Peer two virtual networks with an Azure CLI script sample

This script sample creates and connects two virtual networks in the same region through the Azure network. After running the script, you have a peering between two virtual networks.

If you don't have an Azure subscription, create an Azure free account before you begin.


Sample script

Launch Azure Cloud Shell

The Azure Cloud Shell is a free interactive shell that you can use to run the steps in this article. It has common Azure tools preinstalled and configured to use with your account.

To open the Cloud Shell, just select Try it from the upper right corner of a code block. You can also launch Cloud Shell in a separate browser tab by going to

When Cloud Shell opens, verify that Bash is selected for your environment. Subsequent sessions will use Azure CLI in a Bash environment, Select Copy to copy the blocks of code, paste it into the Cloud Shell, and press Enter to run it.

Sign in to Azure

Cloud Shell is automatically authenticated under the initial account signed-in with. Use the following script to sign in using a different subscription, replacing <Subscription ID> with your Azure Subscription ID. If you don't have an Azure subscription, create an Azure free account before you begin.

subscription="<subscriptionId>" # add subscription here

az account set -s $subscription # ...or use 'az login'

For more information, see set active subscription or log in interactively

Run the script

# Peer two virtual networks

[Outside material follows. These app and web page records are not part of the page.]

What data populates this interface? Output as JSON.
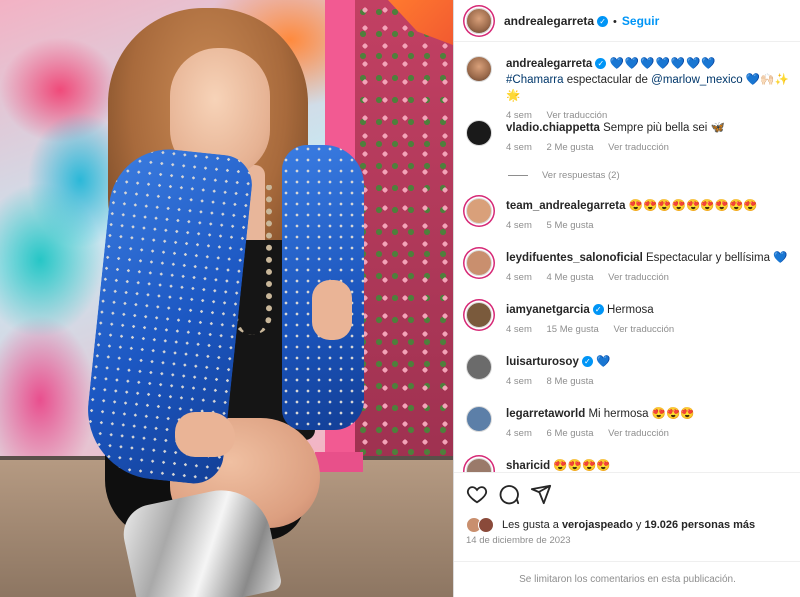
{
  "post": {
    "author": "andrealegarreta",
    "follow_label": "Seguir",
    "separator": "•"
  },
  "caption": {
    "username": "andrealegarreta",
    "hearts": "💙💙💙💙💙💙💙",
    "hashtag": "#Chamarra",
    "text": "espectacular de",
    "mention": "@marlow_mexico",
    "emojis": "💙🙌🏻✨🌟",
    "time": "4 sem",
    "translate": "Ver traducción"
  },
  "comments": [
    {
      "username": "vladio.chiappetta",
      "verified": false,
      "text": "Sempre più bella sei 🦋",
      "time": "4 sem",
      "likes": "2 Me gusta",
      "translate": "Ver traducción",
      "avatar_color": "#1a1a1a"
    },
    {
      "username": "team_andrealegarreta",
      "verified": false,
      "text": "😍😍😍😍😍😍😍😍😍",
      "time": "4 sem",
      "likes": "5 Me gusta",
      "translate": "",
      "avatar_color": "#d9a07a"
    },
    {
      "username": "leydifuentes_salonoficial",
      "verified": false,
      "text": "Espectacular y bellísima 💙",
      "time": "4 sem",
      "likes": "4 Me gusta",
      "translate": "Ver traducción",
      "avatar_color": "#c98f6e"
    },
    {
      "username": "iamyanetgarcia",
      "verified": true,
      "text": "Hermosa",
      "time": "4 sem",
      "likes": "15 Me gusta",
      "translate": "Ver traducción",
      "avatar_color": "#7a5a3c"
    },
    {
      "username": "luisarturosoy",
      "verified": true,
      "text": "💙",
      "time": "4 sem",
      "likes": "8 Me gusta",
      "translate": "",
      "avatar_color": "#6b6b6b"
    },
    {
      "username": "legarretaworld",
      "verified": false,
      "text": "Mi hermosa 😍😍😍",
      "time": "4 sem",
      "likes": "6 Me gusta",
      "translate": "Ver traducción",
      "avatar_color": "#5c7fa8"
    },
    {
      "username": "sharicid",
      "verified": false,
      "text": "😍😍😍😍",
      "time": "",
      "likes": "",
      "translate": "",
      "avatar_color": "#9a7a6a"
    }
  ],
  "view_replies": "Ver respuestas (2)",
  "likes_summary": {
    "prefix": "Les gusta a",
    "user": "verojaspeado",
    "conj": "y",
    "others": "19.026 personas más"
  },
  "date": "14 de diciembre de 2023",
  "comments_limited": "Se limitaron los comentarios en esta publicación.",
  "colors": {
    "link": "#0095f6",
    "verified": "#0095f6",
    "muted": "#8e8e8e"
  },
  "icons": [
    "heart-icon",
    "comment-icon",
    "share-icon"
  ]
}
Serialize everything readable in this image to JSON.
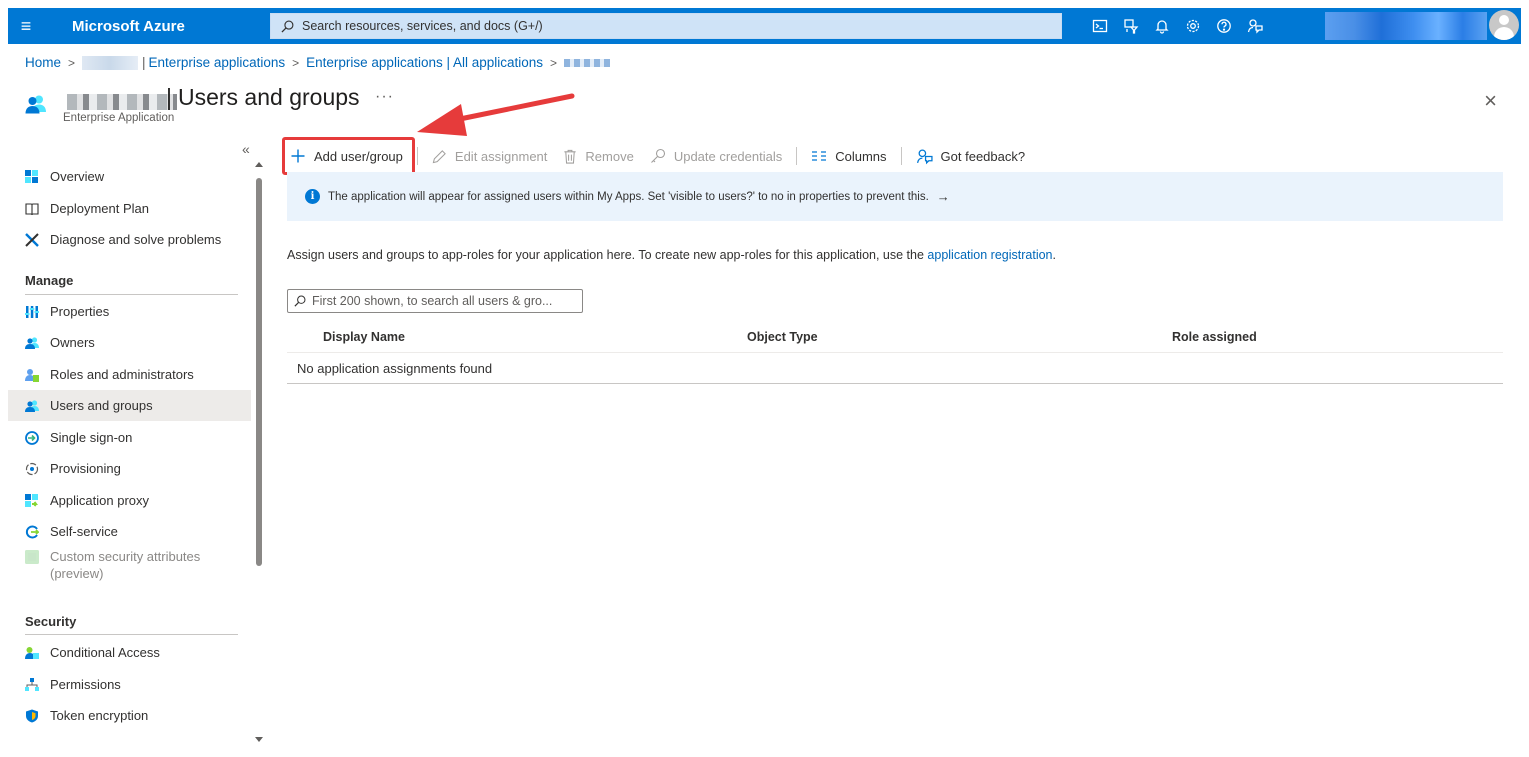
{
  "topbar": {
    "menu_icon": "hamburger-menu-icon",
    "brand": "Microsoft Azure",
    "search_placeholder": "Search resources, services, and docs (G+/)",
    "icons": [
      "cloud-shell-icon",
      "directory-filter-icon",
      "notifications-icon",
      "settings-icon",
      "help-icon",
      "feedback-icon"
    ],
    "colors": {
      "bar": "#0078d4"
    }
  },
  "breadcrumb": {
    "home": "Home",
    "enterprise_apps": "Enterprise applications",
    "all_apps": "Enterprise applications | All applications"
  },
  "header": {
    "title": "Users and groups",
    "separator": "|",
    "ellipsis": "···",
    "subtitle": "Enterprise Application",
    "close": "×"
  },
  "sidebar": {
    "collapse": "«",
    "items_top": [
      {
        "label": "Overview",
        "icon": "overview-icon"
      },
      {
        "label": "Deployment Plan",
        "icon": "book-icon"
      },
      {
        "label": "Diagnose and solve problems",
        "icon": "wrench-icon"
      }
    ],
    "manage_label": "Manage",
    "manage_items": [
      {
        "label": "Properties",
        "icon": "properties-icon"
      },
      {
        "label": "Owners",
        "icon": "owners-icon"
      },
      {
        "label": "Roles and administrators",
        "icon": "roles-icon"
      },
      {
        "label": "Users and groups",
        "icon": "users-groups-icon",
        "active": true
      },
      {
        "label": "Single sign-on",
        "icon": "sso-icon"
      },
      {
        "label": "Provisioning",
        "icon": "provisioning-icon"
      },
      {
        "label": "Application proxy",
        "icon": "app-proxy-icon"
      },
      {
        "label": "Self-service",
        "icon": "self-service-icon"
      },
      {
        "label": "Custom security attributes",
        "label2": "(preview)",
        "icon": "custom-attributes-icon",
        "disabled": true
      }
    ],
    "security_label": "Security",
    "security_items": [
      {
        "label": "Conditional Access",
        "icon": "conditional-access-icon"
      },
      {
        "label": "Permissions",
        "icon": "permissions-icon"
      },
      {
        "label": "Token encryption",
        "icon": "shield-icon"
      }
    ]
  },
  "toolbar": {
    "add": "Add user/group",
    "edit": "Edit assignment",
    "remove": "Remove",
    "update": "Update credentials",
    "columns": "Columns",
    "feedback": "Got feedback?"
  },
  "info": {
    "text": "The application will appear for assigned users within My Apps. Set 'visible to users?' to no in properties to prevent this.",
    "arrow": "→"
  },
  "assign": {
    "text": "Assign users and groups to app-roles for your application here. To create new app-roles for this application, use the ",
    "link": "application registration",
    "end": "."
  },
  "filter": {
    "placeholder": "First 200 shown, to search all users & gro..."
  },
  "table": {
    "columns": [
      "Display Name",
      "Object Type",
      "Role assigned"
    ],
    "empty": "No application assignments found"
  },
  "annotation": {
    "highlight_color": "#e63b3b"
  }
}
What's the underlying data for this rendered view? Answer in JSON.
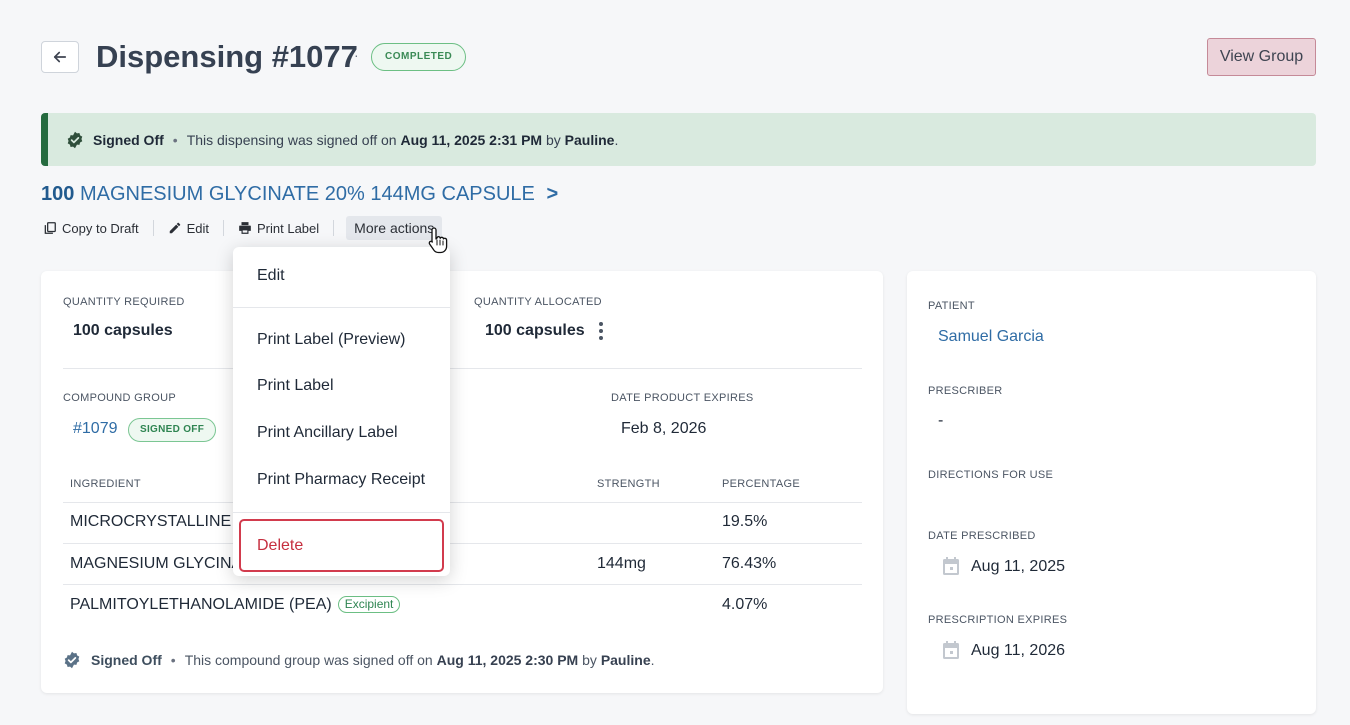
{
  "header": {
    "title": "Dispensing #1077",
    "dot": "·",
    "status": "COMPLETED",
    "view_group": "View Group"
  },
  "banner": {
    "label": "Signed Off",
    "sep": "•",
    "text_pre": "This dispensing was signed off on",
    "date": "Aug 11, 2025 2:31 PM",
    "by": "by",
    "user": "Pauline",
    "end": "."
  },
  "product": {
    "qty": "100",
    "name": "MAGNESIUM GLYCINATE 20% 144MG CAPSULE",
    "chevron": ">"
  },
  "actions": {
    "copy": "Copy to Draft",
    "edit": "Edit",
    "print": "Print Label",
    "more": "More actions"
  },
  "main": {
    "qty_required_label": "QUANTITY REQUIRED",
    "qty_required": "100 capsules",
    "qty_allocated_label": "QUANTITY ALLOCATED",
    "qty_allocated": "100 capsules",
    "compound_group_label": "COMPOUND GROUP",
    "compound_group": "#1079",
    "compound_status": "SIGNED OFF",
    "expires_label": "DATE PRODUCT EXPIRES",
    "expires": "Feb 8, 2026",
    "table": {
      "headers": [
        "INGREDIENT",
        "STRENGTH",
        "PERCENTAGE"
      ],
      "rows": [
        {
          "ingredient": "MICROCRYSTALLINE C",
          "strength": "",
          "percentage": "19.5%",
          "badge": ""
        },
        {
          "ingredient": "MAGNESIUM GLYCINA",
          "strength": "144mg",
          "percentage": "76.43%",
          "badge": ""
        },
        {
          "ingredient": "PALMITOYLETHANOLAMIDE (PEA)",
          "strength": "",
          "percentage": "4.07%",
          "badge": "Excipient"
        }
      ]
    },
    "footer": {
      "label": "Signed Off",
      "sep": "•",
      "text_pre": "This compound group was signed off on",
      "date": "Aug 11, 2025 2:30 PM",
      "by": "by",
      "user": "Pauline",
      "end": "."
    }
  },
  "side": {
    "patient_label": "PATIENT",
    "patient": "Samuel Garcia",
    "prescriber_label": "PRESCRIBER",
    "prescriber": "-",
    "directions_label": "DIRECTIONS FOR USE",
    "date_prescribed_label": "DATE PRESCRIBED",
    "date_prescribed": "Aug 11, 2025",
    "rx_expires_label": "PRESCRIPTION EXPIRES",
    "rx_expires": "Aug 11, 2026"
  },
  "menu": {
    "items": [
      "Edit",
      "Print Label (Preview)",
      "Print Label",
      "Print Ancillary Label",
      "Print Pharmacy Receipt"
    ],
    "delete": "Delete"
  },
  "colors": {
    "accent": "#2f6ca5",
    "success": "#256b3f",
    "danger": "#d23b4d",
    "view_group_bg": "#ecd3da"
  }
}
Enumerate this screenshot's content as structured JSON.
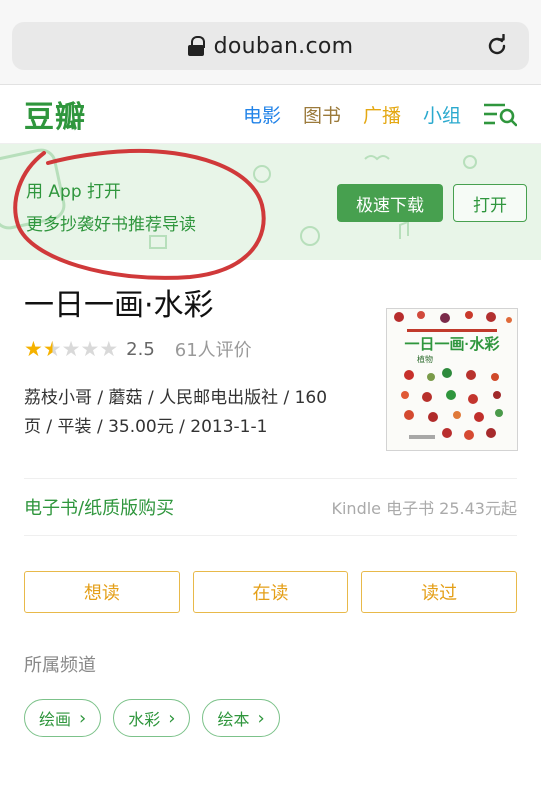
{
  "browser": {
    "url": "douban.com"
  },
  "nav": {
    "logo": "豆瓣",
    "items": [
      {
        "label": "电影"
      },
      {
        "label": "图书"
      },
      {
        "label": "广播"
      },
      {
        "label": "小组"
      }
    ]
  },
  "banner": {
    "line1": "用 App 打开",
    "line2": "更多抄袭好书推荐导读",
    "download": "极速下载",
    "open": "打开"
  },
  "book": {
    "title": "一日一画·水彩",
    "rating": "2.5",
    "stars": 1.5,
    "ratings_count": "61人评价",
    "meta_line1": "荔枝小哥 / 蘑菇 / 人民邮电出版社 / 160",
    "meta_line2": "页 / 平装 / 35.00元 / 2013-1-1",
    "cover": {
      "title": "一日一画·水彩",
      "subtitle": "植物"
    }
  },
  "buy": {
    "link": "电子书/纸质版购买",
    "price": "Kindle 电子书 25.43元起"
  },
  "actions": {
    "want": "想读",
    "reading": "在读",
    "read": "读过"
  },
  "channels": {
    "title": "所属频道",
    "tags": [
      {
        "label": "绘画"
      },
      {
        "label": "水彩"
      },
      {
        "label": "绘本"
      }
    ]
  },
  "colors": {
    "brand_green": "#2f963d",
    "accent_orange": "#e49f18",
    "annotation_red": "#d0393a"
  }
}
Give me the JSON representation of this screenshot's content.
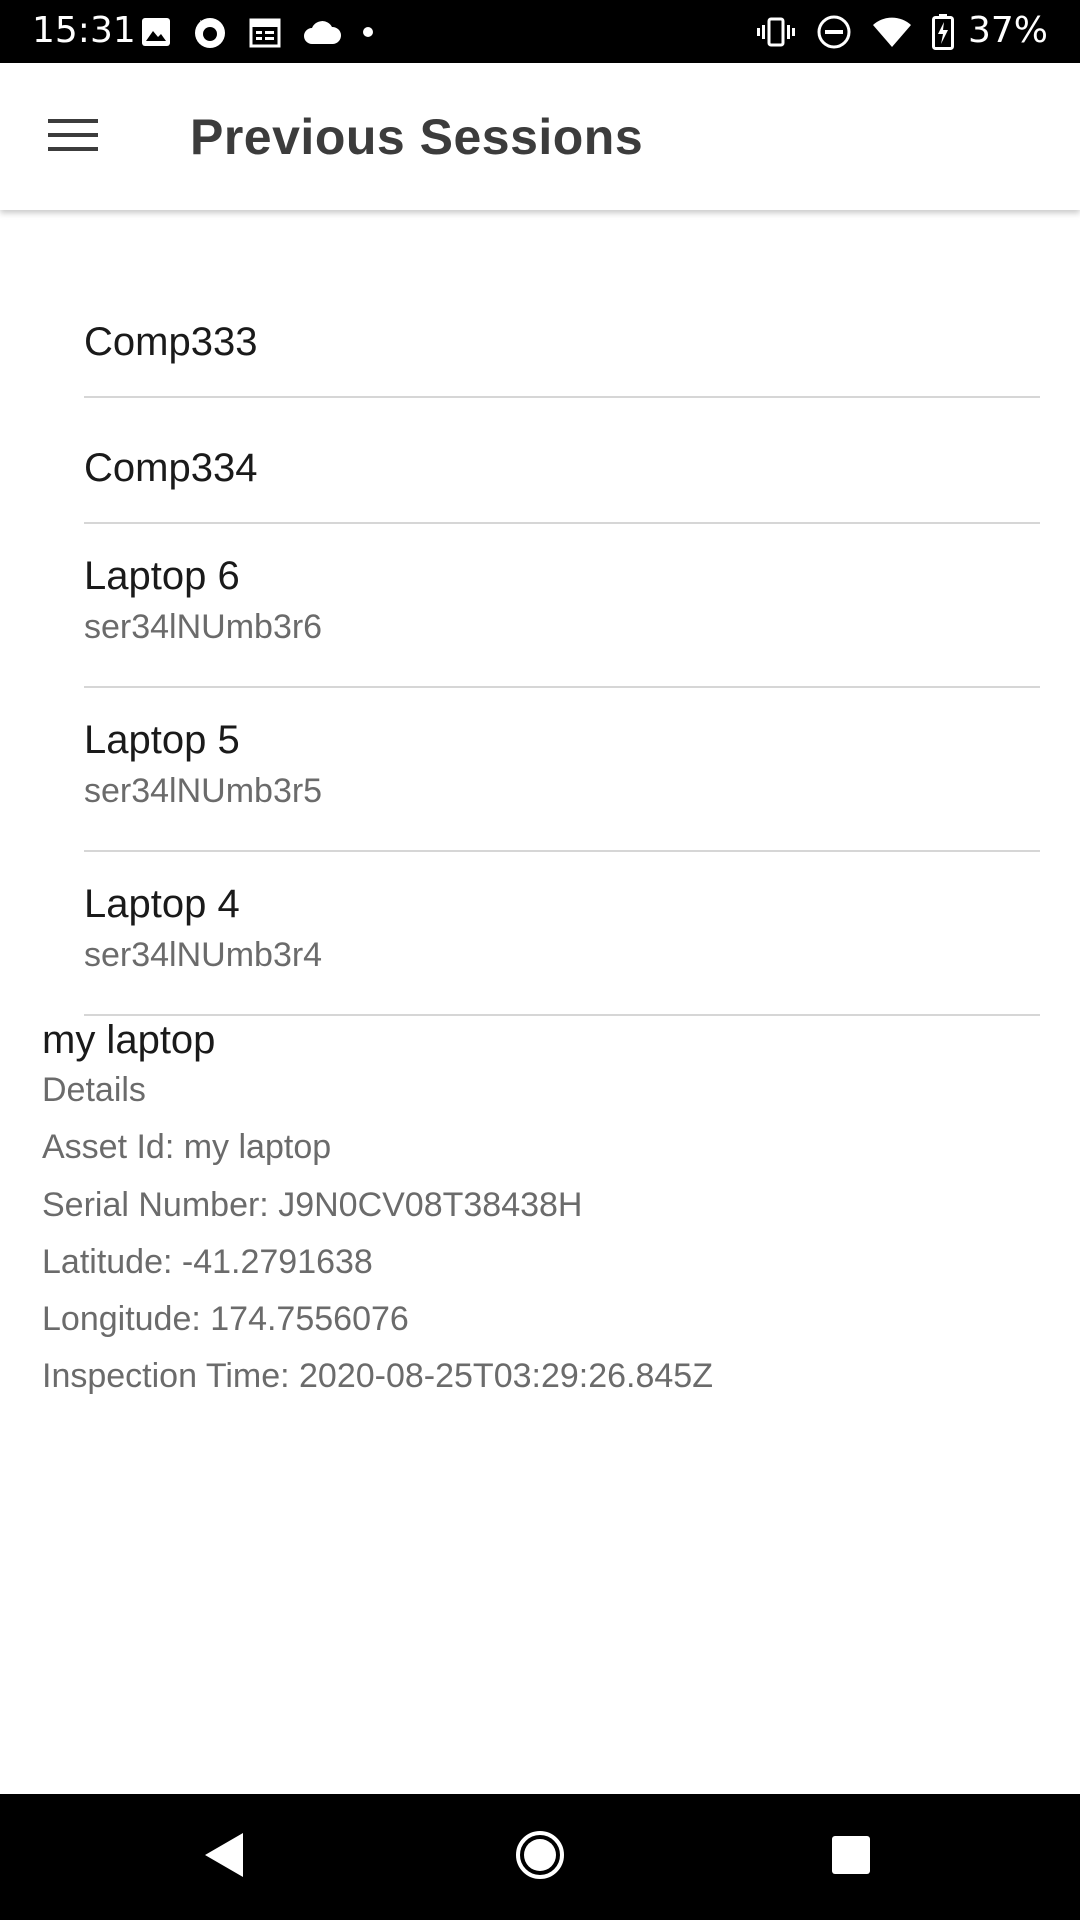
{
  "status_bar": {
    "time": "15:31",
    "left_icons": [
      "image-icon",
      "firefox-icon",
      "calendar-icon",
      "cloud-icon",
      "dot-icon"
    ],
    "right_icons": [
      "vibrate-icon",
      "do-not-disturb-icon",
      "wifi-icon",
      "battery-charging-icon"
    ],
    "battery_percent": "37%"
  },
  "app_bar": {
    "menu_icon": "hamburger-menu-icon",
    "title": "Previous Sessions"
  },
  "sessions": [
    {
      "title": "Comp333",
      "subtitle": ""
    },
    {
      "title": "Comp334",
      "subtitle": ""
    },
    {
      "title": "Laptop 6",
      "subtitle": "ser34lNUmb3r6"
    },
    {
      "title": "Laptop 5",
      "subtitle": "ser34lNUmb3r5"
    },
    {
      "title": "Laptop 4",
      "subtitle": "ser34lNUmb3r4"
    }
  ],
  "details": {
    "heading": "my laptop",
    "label": "Details",
    "asset_id": "Asset Id: my laptop",
    "serial_number": "Serial Number: J9N0CV08T38438H",
    "latitude": "Latitude: -41.2791638",
    "longitude": "Longitude: 174.7556076",
    "inspection_time": "Inspection Time: 2020-08-25T03:29:26.845Z"
  },
  "nav_bar": {
    "back_icon": "back-triangle-icon",
    "home_icon": "home-circle-icon",
    "recents_icon": "recents-square-icon"
  },
  "colors": {
    "status_bar_bg": "#000000",
    "app_bar_bg": "#ffffff",
    "title_text": "#3c3c3c",
    "primary_text": "#1a1a1a",
    "secondary_text": "#6b6b6b",
    "divider": "#d6d6d6",
    "nav_bar_bg": "#000000"
  }
}
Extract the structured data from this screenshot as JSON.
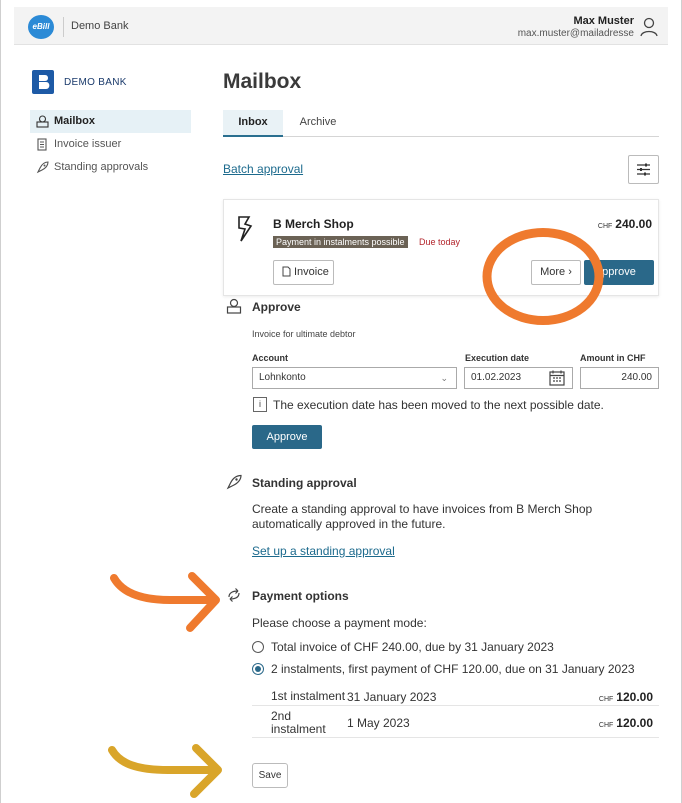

# Variable block
let "randomIdentifier=$RANDOM*$RANDOM"
location="East US"

echo "Using resource group $resourceGroup with login: $login"

# Create a resource group
echo "Creating $resourceGroup in $location..."
az group create --name $resourceGroup --location "$location" --tags $tag

# Create virtual network 1.
echo "Creating $vNet1"
az network vnet create --name $vNet1 --resource-group $resourceGroup --location "$location" --address-prefix $addressPrefixVNet1

# Create virtual network 2.
echo "Creating $vNet2"
az network vnet create --name $vNet2 --resource-group $resourceGroup --location "$location" --address-prefix $addressPrefixVNet2

# Get the id for VNet1.
echo "Getting the id for $vNet1"
VNet1Id=$(az network vnet show --resource-group $resourceGroup --name $vNet1 --query id --out tsv)

# Get the id for VNet2.
echo "Getting the id for $vNet2"
VNet2Id=$(az network vnet show --resource-group $resourceGroup --name $vNet2 --query id --out tsv)

# Peer VNet1 to VNet2.
echo "Peering $vNet1 to $vNet2"
az network vnet peering create --name "Link"$vNet1"To"$vNet2 --resource-group $resourceGroup --vnet-name $vNet1 --remote-vnet $VNet2Id --allow-vnet-access

# Peer VNet2 to VNet1.
echo "Peering $vNet2 to $vNet1"
az network vnet peering create --name "Link"$vNet2"To"$vNet1 --resource-group $resourceGroup --vnet-name $vNet2 --remote-vnet $VNet1Id --allow-vnet-access

Clean up deployment

Use the following command to remove the resource group and all resources associated with it using the az group delete command - unless you have an ongoing need for these resources. Some of these resources may take a while to create, as well as to delete.

az group delete --name $resourceGroup

Sample reference

This script uses the following commands to create a resource group, virtual machine, and all related resources. Each command in the following table links to command-specific documentation:

Command Notes
az group create Creates a resource group in which all resources are stored.
az network vnet create Creates an Azure virtual network and subnet.
az network vnet peering create Creates a peering between two virtual networks.
az group delete Deletes a resource group including all nested resources.

Next steps

For more information on the Azure CLI, see Azure CLI documentation.

Additional virtual network CLI script samples can be found in Virtual network CLI samples.